Altruistic local artist in there only for the good
by Andrew Alonzo | [email protected]
As we head towards Alan Jack’s house, we can’t help but notice a large, howling metallic coyote with a big red nose laying on the lawn. It’s an eye-catching piece of art, especially at night when the nearby light casts a fierce silhouette over the house.
The piece has been howling proudly in front of the Occidental Drive home since 2008.
The coyote has sentimental value to Jack as it is the first of many original works he began creating after he began metal carving in 2008.
He’s kind of a local celebrity. When asked “Tell me about yourself,” he opened a PowerPoint presentation prepared for the Rotary Club Claremont that detailed his, pardon the pun, jack-of-all-trades leanings.
He worked in sales for many years at GE Medical Systems, selling vascular imaging systems and equipment to hospitals. Locally, he lent his voice to the Claremont Presbyterian Choir for 36 years and was a volunteer Claremont police officer for a time before retiring in 2006.
One thing each of his jobs had in common was that Jack always found himself helping people, a trait he inherited from his mother, Joann. She would handcraft little chocolate Easter eggs and, along with young Jack, deliver them around the neighborhood out of sheer kindness. She asked for no reward or recognition.
“She taught me to be a giver, not a taker,” Jack said. “She never said those words. I learned by doing.”
In 2006, Jack and his wife Beverly took a spontaneous trip to Los Olivos, California, near Solvang. There they came across a small garden shop with metal garden work all around. This planted an idea that she would later whisper to Jack.

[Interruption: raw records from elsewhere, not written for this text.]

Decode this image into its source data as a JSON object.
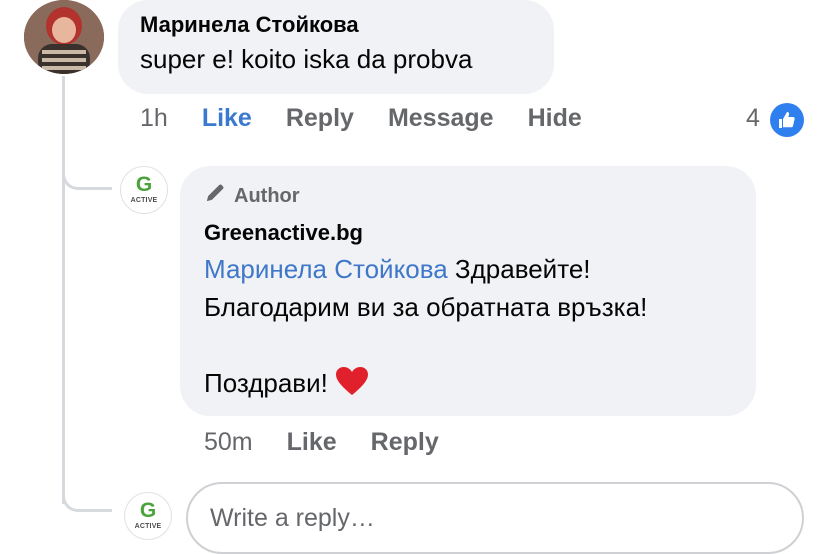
{
  "comment": {
    "author_name": "Маринела Стойкова",
    "text": "super e! koito iska da probva",
    "time": "1h",
    "actions": {
      "like": "Like",
      "reply": "Reply",
      "message": "Message",
      "hide": "Hide"
    },
    "reaction_count": "4"
  },
  "reply": {
    "author_badge": "Author",
    "author_name": "Greenactive.bg",
    "mention": "Маринела Стойкова",
    "greeting": " Здравейте!",
    "line2": "Благодарим ви за обратната връзка!",
    "closing": "Поздрави!",
    "emoji": "❤️",
    "time": "50m",
    "actions": {
      "like": "Like",
      "reply": "Reply"
    }
  },
  "brand_logo": {
    "letter": "G",
    "wordmark": "ACTIVE"
  },
  "reply_box": {
    "placeholder": "Write a reply…"
  },
  "colors": {
    "like_blue": "#3a79cf",
    "bubble_bg": "#f0f2f5",
    "brand_green": "#4aa33a",
    "mention": "#3f77c9"
  }
}
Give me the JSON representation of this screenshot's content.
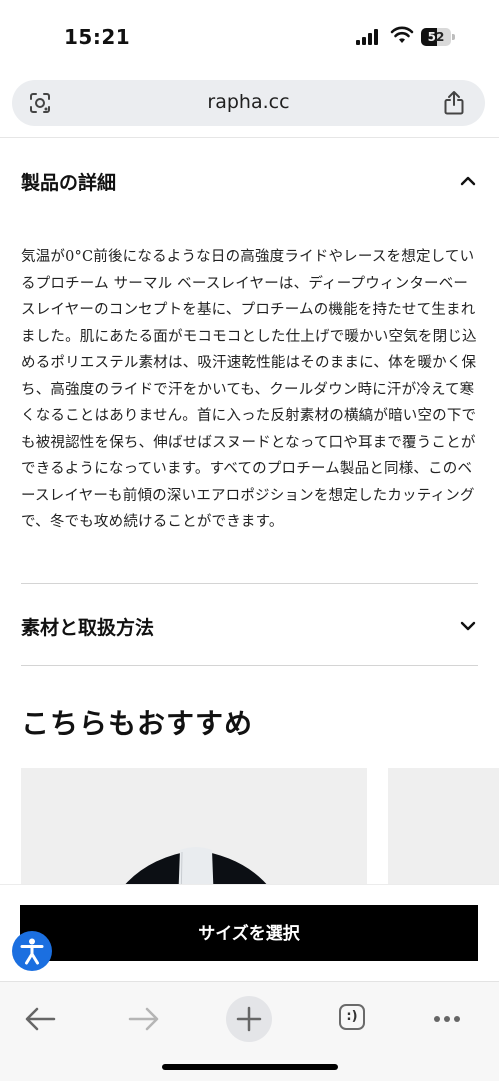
{
  "status_bar": {
    "time": "15:21",
    "battery": "52",
    "battery_level": 0.52
  },
  "browser": {
    "url": "rapha.cc",
    "tab_label": ":)"
  },
  "product_details": {
    "title": "製品の詳細",
    "description": "気温が0°C前後になるような日の高強度ライドやレースを想定しているプロチーム サーマル ベースレイヤーは、ディープウィンターベースレイヤーのコンセプトを基に、プロチームの機能を持たせて生まれました。肌にあたる面がモコモコとした仕上げで暖かい空気を閉じ込めるポリエステル素材は、吸汗速乾性能はそのままに、体を暖かく保ち、高強度のライドで汗をかいても、クールダウン時に汗が冷えて寒くなることはありません。首に入った反射素材の横縞が暗い空の下でも被視認性を保ち、伸ばせばスヌードとなって口や耳まで覆うことができるようになっています。すべてのプロチーム製品と同様、このベースレイヤーも前傾の深いエアロポジションを想定したカッティングで、冬でも攻め続けることができます。"
  },
  "materials": {
    "title": "素材と取扱方法"
  },
  "recommendations": {
    "title": "こちらもおすすめ"
  },
  "cta": {
    "select_size": "サイズを選択"
  },
  "colors": {
    "accent_blue": "#1b6fe0",
    "button_black": "#000000"
  }
}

Worried about his ADHD and how he might pass the time during his retirement, she suggested Jack take up metal art to avoid boredom. He did so and thus began a new chapter of service for him.
He picked it up quickly and forged a bond with the craft. “I’ve always been good with my hands,” he says.
He honed his skills throughout 2008 and 2009, creating two little metal squirrels and a mother quail.
In 2010, we were talking about his charming metal works of art. He created and donated another squirrel to Claremont afterschool programs for a drawing and raffle. This was the first time Jack had donated a coin to raise money for a great cause. It wouldn’t be the last.
Soon he was getting calls from other nonprofits offering similar deals, and it only grew from there.
Jack’s finished pieces can fetch over $1,000. Whether they’re going to raise money for a non-profit organization or as gifts for friends, he seems perfectly content.
In 2013, Jack created his ninth piece, a kiwi bird for Analeise Ferguson, the couple’s tour guide during a 20-day trip to New Zealand. After making this piece, he realized that his hobby was turning into a charitable passion project that he couldn’t put out.
All of Jack’s 82 pieces of metal art to date have been created in his makeshift studio in Claremont – his two-car garage. About 17 coins went to benefit charities including the California Botanic Garden, CLASP, Habitat for Humanity and the Wounded Warrior Project.
Jack sources most of his materials from local businesses and since 2008 has used a Bosch JS260 portable saw to shape his metal creations. He cuts each from a piece of sheet metal and carves each wooden support by hand.
Between the first sketch and the final assembly, it takes him about six months to complete a piece. He makes between four and six a year.
He has a waiting list of future projects, but he stressed that he is not looking for commercial gain or recognition.
He tells organizations when they receive the gifts, “I know you’re going to show this to people at your charity and people will want to order two or three. I can not do that. I won’t because it now puts pressure on me to do a certain number per month and I’m not set up to do that.
Jack invites charities to contact him via email at [email protected] to request handcrafted artwork for an upcoming auction. He also works on personalized gifts for friends and family, but only on his terms.
And if Jack asks you about your favorite animal, that’s a strong indication that he’s considering giving you a piece of metal art, for free and from the goodness of his heart, just like mom used to.